Exercise brief:
Consider the records below. How many of their lines include the word "Daily"? State the number and nothing else.

-.-.-

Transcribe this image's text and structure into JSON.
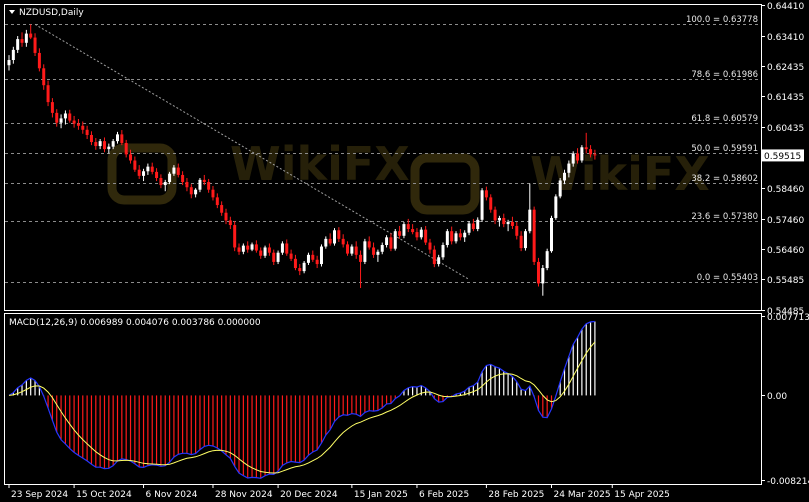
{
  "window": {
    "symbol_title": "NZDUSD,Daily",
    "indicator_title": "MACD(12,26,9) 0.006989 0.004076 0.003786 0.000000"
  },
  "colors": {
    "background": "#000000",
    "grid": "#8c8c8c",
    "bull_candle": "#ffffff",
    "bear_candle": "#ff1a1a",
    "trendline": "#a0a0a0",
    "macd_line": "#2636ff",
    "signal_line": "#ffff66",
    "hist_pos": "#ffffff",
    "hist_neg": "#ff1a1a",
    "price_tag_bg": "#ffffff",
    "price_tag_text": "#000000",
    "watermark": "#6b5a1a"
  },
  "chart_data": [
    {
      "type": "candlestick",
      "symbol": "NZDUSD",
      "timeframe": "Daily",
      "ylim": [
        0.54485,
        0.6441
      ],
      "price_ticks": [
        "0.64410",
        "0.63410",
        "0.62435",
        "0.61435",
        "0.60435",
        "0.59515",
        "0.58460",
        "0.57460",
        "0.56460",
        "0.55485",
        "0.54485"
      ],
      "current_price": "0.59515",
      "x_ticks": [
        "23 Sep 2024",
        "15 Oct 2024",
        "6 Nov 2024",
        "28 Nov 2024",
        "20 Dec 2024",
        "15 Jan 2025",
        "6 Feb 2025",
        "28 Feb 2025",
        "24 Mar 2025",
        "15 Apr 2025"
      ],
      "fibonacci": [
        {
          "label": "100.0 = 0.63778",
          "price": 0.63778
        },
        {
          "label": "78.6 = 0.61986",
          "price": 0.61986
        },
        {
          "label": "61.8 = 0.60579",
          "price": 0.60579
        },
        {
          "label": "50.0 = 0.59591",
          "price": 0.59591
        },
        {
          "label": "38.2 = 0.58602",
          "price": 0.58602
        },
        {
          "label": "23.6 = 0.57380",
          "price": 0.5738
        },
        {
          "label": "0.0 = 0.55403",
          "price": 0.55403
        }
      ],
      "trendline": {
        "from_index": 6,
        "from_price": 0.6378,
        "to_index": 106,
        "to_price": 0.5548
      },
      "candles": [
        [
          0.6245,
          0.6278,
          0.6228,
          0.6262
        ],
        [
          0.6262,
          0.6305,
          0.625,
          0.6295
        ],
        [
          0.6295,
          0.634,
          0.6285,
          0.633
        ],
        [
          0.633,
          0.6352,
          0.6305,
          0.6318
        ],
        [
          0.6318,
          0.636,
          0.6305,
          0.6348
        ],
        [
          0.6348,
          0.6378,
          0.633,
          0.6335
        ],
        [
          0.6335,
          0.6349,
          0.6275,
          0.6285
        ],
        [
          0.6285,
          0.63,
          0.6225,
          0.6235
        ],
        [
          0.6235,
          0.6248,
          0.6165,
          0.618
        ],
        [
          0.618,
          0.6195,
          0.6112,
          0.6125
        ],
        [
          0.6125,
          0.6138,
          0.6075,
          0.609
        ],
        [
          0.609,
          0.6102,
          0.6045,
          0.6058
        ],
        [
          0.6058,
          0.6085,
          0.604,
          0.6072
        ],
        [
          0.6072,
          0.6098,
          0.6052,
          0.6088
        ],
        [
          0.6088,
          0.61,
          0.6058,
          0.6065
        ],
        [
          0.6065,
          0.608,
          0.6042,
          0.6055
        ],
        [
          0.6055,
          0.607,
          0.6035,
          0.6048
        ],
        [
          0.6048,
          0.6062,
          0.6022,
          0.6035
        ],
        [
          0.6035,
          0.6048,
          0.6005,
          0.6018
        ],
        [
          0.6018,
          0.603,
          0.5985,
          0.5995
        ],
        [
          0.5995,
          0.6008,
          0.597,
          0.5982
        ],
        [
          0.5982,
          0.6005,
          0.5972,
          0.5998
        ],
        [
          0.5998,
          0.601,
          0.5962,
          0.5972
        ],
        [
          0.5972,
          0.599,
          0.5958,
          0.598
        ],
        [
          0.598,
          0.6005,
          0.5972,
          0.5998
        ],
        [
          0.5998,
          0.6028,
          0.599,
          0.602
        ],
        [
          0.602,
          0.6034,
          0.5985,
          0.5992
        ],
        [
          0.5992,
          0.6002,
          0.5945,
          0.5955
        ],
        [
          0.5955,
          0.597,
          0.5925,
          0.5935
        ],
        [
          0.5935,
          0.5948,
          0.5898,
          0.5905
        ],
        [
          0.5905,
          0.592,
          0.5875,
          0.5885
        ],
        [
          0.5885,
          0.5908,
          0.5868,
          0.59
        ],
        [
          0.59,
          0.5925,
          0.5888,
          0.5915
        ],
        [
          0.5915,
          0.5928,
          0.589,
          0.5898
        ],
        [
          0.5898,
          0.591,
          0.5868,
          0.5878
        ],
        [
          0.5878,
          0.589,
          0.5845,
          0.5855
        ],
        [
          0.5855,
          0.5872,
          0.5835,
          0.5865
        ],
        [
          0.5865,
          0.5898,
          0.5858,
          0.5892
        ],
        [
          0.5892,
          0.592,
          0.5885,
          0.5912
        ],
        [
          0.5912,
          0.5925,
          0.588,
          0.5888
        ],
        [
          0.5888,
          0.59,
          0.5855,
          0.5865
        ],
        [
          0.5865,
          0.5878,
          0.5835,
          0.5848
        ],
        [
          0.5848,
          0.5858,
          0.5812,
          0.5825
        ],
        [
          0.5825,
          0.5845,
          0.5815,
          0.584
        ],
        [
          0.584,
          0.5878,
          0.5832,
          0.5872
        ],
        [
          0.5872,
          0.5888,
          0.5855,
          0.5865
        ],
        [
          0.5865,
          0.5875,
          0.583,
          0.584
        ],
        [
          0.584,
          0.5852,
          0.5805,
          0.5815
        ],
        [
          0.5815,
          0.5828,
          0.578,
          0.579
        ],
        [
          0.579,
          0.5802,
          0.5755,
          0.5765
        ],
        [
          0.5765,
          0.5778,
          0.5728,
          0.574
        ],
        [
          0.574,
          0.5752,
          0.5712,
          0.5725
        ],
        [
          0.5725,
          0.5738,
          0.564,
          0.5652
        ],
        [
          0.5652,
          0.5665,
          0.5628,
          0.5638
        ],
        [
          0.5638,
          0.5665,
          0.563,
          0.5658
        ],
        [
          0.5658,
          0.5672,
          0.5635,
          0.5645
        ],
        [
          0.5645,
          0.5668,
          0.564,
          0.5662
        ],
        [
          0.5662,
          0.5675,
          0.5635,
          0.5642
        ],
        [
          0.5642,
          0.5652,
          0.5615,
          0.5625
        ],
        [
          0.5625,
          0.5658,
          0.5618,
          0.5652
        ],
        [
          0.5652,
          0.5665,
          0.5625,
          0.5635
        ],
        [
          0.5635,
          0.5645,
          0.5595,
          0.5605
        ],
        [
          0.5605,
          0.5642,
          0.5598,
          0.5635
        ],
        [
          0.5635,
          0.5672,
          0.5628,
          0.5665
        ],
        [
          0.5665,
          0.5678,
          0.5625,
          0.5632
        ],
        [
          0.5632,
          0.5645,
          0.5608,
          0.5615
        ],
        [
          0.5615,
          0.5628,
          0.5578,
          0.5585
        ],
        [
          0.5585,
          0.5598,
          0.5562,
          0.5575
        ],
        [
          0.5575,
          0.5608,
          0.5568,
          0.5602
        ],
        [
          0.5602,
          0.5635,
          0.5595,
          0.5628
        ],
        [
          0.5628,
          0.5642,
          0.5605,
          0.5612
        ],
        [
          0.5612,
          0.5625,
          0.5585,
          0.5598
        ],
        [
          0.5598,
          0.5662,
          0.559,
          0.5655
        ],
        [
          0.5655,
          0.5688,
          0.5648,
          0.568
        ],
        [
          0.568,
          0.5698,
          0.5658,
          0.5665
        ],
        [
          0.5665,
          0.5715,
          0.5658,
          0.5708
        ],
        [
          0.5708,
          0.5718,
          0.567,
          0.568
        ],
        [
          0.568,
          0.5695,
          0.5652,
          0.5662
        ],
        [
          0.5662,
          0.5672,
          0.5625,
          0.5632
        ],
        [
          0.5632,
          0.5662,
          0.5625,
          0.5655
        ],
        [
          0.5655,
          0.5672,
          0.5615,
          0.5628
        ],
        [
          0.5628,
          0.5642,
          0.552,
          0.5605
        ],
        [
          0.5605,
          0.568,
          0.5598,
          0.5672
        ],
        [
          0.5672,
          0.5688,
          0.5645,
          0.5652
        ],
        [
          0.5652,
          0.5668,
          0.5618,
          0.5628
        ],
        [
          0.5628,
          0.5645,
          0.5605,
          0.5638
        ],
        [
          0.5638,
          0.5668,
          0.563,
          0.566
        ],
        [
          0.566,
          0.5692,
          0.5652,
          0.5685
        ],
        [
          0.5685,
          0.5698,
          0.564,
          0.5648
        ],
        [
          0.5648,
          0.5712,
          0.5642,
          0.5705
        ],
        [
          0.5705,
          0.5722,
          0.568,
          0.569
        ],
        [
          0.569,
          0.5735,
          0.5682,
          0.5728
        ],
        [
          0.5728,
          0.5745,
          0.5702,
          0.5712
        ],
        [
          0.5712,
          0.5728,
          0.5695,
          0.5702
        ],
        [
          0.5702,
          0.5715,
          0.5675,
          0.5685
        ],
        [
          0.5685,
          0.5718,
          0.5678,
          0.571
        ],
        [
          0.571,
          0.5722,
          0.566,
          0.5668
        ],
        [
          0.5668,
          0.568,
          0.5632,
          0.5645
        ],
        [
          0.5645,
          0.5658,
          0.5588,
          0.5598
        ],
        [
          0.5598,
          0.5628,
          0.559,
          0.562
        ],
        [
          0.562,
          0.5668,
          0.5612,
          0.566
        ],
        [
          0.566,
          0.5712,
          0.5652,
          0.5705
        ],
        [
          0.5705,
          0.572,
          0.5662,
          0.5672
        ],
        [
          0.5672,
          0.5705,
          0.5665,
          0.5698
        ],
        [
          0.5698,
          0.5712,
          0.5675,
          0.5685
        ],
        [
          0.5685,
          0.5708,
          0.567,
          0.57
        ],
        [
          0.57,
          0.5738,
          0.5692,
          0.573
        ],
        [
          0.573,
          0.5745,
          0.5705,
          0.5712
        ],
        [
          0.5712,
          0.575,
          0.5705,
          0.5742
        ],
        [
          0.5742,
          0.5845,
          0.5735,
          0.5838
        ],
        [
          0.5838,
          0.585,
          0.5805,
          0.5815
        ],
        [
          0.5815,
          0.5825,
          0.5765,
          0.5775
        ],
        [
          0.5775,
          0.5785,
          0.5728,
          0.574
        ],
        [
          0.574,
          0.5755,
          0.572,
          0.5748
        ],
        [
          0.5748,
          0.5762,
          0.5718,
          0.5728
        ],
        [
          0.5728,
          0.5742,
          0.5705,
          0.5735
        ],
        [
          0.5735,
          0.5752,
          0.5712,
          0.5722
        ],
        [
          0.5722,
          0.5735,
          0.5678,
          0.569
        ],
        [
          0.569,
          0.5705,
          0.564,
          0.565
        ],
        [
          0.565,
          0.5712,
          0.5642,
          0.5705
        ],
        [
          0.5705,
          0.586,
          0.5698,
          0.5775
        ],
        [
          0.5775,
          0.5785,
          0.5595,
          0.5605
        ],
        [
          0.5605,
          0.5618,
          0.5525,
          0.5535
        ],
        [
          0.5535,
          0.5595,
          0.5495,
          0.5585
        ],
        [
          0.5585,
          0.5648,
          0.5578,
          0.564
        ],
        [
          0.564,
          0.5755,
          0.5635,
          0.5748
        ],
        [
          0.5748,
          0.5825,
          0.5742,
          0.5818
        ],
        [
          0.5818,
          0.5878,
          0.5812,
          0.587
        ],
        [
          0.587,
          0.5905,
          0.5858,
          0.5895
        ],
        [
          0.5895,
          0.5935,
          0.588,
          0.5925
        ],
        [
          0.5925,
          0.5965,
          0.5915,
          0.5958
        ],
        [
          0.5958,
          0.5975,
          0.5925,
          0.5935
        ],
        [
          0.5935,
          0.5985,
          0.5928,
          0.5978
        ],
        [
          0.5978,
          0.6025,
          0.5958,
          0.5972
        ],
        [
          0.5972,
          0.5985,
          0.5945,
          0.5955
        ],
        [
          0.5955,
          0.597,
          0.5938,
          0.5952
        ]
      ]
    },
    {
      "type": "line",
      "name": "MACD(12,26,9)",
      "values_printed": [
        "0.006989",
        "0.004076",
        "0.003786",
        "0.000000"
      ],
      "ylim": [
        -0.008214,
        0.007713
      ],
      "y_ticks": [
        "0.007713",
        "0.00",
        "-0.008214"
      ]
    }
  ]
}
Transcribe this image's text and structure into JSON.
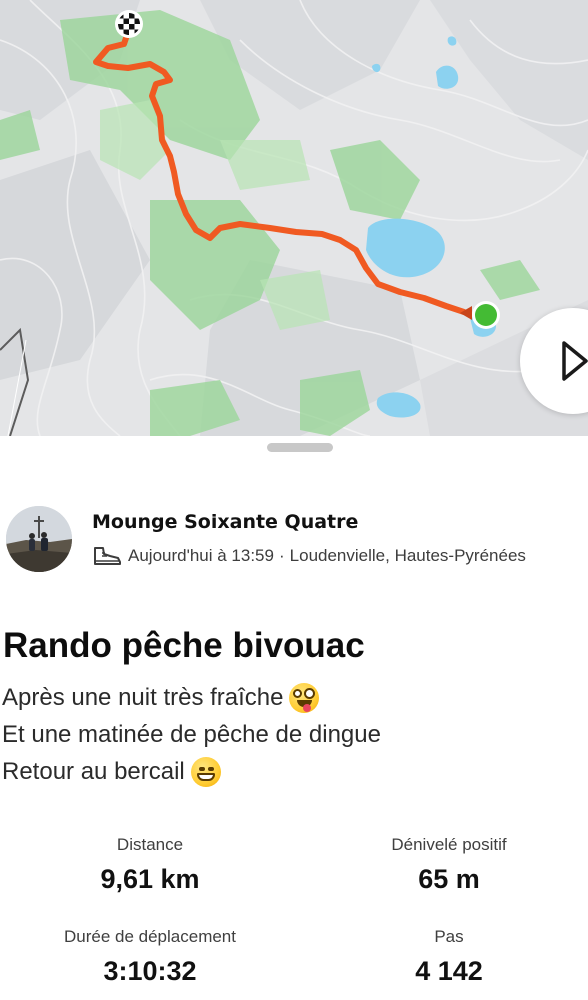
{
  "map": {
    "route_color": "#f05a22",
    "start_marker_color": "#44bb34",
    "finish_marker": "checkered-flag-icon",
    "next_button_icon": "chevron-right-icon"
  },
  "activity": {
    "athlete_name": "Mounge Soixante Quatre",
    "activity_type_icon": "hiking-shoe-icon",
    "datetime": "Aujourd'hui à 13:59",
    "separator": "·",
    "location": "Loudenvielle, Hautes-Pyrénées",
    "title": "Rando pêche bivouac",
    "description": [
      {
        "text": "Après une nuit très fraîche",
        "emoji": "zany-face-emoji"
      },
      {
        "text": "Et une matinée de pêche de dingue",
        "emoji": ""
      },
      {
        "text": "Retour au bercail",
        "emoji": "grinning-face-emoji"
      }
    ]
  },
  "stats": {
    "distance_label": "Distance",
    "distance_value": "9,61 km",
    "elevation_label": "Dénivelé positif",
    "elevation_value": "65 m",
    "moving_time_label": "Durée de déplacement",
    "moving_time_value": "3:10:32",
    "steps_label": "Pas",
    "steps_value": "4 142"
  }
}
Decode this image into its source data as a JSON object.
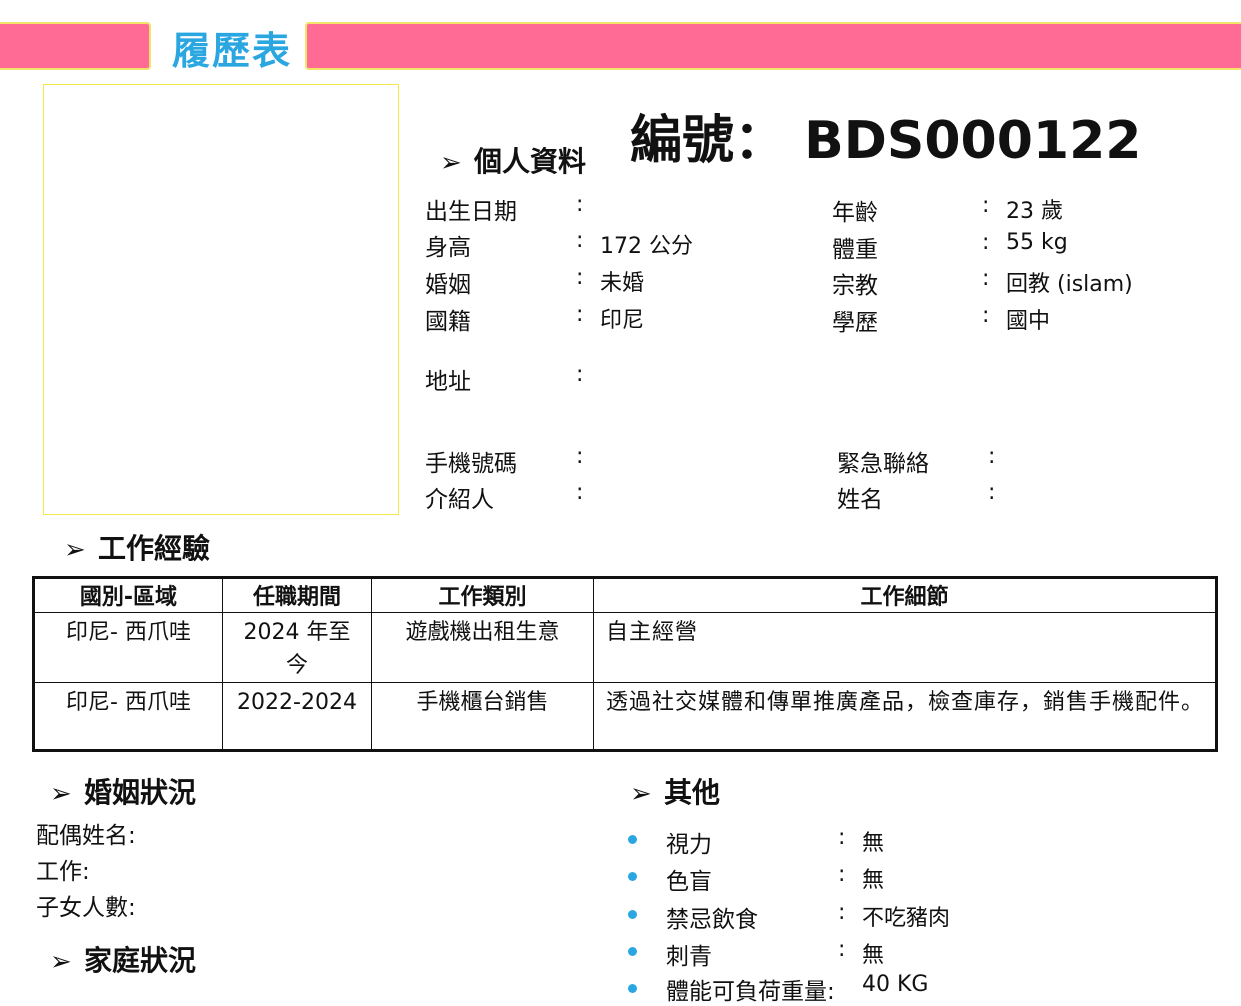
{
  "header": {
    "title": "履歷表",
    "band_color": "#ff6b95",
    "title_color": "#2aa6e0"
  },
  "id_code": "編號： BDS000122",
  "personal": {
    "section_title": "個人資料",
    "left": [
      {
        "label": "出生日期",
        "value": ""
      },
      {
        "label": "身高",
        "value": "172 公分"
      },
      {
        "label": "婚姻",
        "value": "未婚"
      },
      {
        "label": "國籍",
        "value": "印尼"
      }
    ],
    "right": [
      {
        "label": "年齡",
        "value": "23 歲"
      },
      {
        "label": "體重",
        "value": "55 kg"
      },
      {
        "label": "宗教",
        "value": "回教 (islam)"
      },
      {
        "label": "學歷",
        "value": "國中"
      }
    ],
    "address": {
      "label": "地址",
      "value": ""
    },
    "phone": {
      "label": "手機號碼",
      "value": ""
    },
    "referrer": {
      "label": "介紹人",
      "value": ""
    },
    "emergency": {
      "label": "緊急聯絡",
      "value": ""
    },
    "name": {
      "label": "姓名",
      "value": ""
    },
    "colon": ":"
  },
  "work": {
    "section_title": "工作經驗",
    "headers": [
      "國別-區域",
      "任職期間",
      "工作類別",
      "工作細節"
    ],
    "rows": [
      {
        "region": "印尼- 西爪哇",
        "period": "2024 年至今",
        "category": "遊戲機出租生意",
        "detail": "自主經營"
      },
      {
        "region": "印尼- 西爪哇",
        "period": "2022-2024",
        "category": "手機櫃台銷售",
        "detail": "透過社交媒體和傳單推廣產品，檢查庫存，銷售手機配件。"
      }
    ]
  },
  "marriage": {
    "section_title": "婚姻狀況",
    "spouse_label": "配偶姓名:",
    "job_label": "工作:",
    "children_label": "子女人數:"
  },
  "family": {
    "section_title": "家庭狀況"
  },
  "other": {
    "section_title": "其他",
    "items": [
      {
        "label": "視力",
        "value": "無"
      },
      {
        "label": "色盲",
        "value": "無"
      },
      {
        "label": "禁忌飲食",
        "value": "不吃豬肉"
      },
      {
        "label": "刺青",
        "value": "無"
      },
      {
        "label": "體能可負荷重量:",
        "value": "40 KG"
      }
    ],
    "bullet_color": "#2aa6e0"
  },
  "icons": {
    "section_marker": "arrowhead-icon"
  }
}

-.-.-

Written response:
2